Respond with nothing but the number of lines in this data that include the word "incarnations".

[Opening AVAILABLE DATA section]

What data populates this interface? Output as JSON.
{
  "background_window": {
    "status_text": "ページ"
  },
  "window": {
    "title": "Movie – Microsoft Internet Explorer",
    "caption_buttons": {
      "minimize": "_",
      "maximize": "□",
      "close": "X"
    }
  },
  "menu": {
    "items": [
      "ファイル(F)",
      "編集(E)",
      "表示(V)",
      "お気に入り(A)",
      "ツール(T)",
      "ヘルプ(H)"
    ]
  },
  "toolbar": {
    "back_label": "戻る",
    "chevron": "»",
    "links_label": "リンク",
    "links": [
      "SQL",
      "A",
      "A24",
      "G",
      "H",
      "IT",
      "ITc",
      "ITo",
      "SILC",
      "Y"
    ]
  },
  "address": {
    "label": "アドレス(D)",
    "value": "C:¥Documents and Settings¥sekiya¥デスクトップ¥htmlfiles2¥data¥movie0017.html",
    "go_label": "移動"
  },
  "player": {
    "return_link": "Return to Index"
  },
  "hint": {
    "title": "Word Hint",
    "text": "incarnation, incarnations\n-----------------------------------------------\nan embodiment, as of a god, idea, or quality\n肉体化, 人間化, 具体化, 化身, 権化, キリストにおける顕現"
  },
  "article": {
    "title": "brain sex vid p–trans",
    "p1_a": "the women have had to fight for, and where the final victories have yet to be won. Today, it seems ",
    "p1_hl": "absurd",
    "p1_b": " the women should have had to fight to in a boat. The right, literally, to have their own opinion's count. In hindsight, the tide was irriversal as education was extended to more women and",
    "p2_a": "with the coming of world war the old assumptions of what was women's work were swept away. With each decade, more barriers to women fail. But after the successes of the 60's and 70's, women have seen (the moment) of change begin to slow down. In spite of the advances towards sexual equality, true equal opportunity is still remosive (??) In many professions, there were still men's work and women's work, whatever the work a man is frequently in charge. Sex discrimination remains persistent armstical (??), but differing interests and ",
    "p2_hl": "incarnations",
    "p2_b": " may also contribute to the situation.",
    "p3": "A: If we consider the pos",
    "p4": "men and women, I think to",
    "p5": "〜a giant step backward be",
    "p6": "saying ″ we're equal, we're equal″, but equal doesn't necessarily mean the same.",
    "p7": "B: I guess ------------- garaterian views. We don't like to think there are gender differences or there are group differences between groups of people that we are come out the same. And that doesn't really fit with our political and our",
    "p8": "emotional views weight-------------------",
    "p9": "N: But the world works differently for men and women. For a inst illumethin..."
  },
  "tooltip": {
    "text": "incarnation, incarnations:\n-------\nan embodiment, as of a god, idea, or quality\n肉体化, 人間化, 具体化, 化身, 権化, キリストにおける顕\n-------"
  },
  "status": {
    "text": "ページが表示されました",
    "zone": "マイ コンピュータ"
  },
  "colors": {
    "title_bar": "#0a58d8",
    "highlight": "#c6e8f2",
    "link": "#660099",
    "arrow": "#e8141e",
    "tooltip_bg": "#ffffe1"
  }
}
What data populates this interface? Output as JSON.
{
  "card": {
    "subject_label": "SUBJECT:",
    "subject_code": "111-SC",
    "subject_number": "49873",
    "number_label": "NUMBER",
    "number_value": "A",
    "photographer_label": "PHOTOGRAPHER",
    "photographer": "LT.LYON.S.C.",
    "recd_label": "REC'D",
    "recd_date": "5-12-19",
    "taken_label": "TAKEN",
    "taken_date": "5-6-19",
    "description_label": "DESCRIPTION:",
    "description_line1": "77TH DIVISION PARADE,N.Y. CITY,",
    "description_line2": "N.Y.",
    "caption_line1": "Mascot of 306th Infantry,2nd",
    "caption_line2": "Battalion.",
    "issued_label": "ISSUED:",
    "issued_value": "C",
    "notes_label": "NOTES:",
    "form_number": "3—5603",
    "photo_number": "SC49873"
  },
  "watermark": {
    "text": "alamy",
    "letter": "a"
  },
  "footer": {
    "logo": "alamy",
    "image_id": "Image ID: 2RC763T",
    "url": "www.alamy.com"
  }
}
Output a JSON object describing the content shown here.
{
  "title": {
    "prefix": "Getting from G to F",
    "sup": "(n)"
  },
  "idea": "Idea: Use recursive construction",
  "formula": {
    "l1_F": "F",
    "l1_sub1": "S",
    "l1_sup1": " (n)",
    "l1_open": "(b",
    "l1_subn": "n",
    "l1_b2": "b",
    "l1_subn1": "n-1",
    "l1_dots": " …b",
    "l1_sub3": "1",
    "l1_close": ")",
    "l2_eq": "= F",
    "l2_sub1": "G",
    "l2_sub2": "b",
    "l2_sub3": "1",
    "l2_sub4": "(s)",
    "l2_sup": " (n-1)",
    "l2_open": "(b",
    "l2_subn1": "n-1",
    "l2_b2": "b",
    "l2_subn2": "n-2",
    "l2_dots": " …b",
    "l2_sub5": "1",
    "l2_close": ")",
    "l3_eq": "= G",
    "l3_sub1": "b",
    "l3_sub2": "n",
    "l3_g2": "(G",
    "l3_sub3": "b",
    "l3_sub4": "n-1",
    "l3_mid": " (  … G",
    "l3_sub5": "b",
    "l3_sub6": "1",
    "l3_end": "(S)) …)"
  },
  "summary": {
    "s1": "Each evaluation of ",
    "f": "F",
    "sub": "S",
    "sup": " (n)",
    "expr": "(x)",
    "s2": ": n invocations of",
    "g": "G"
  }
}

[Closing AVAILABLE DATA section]

_SOLUTION TO THIS TASK:_ 3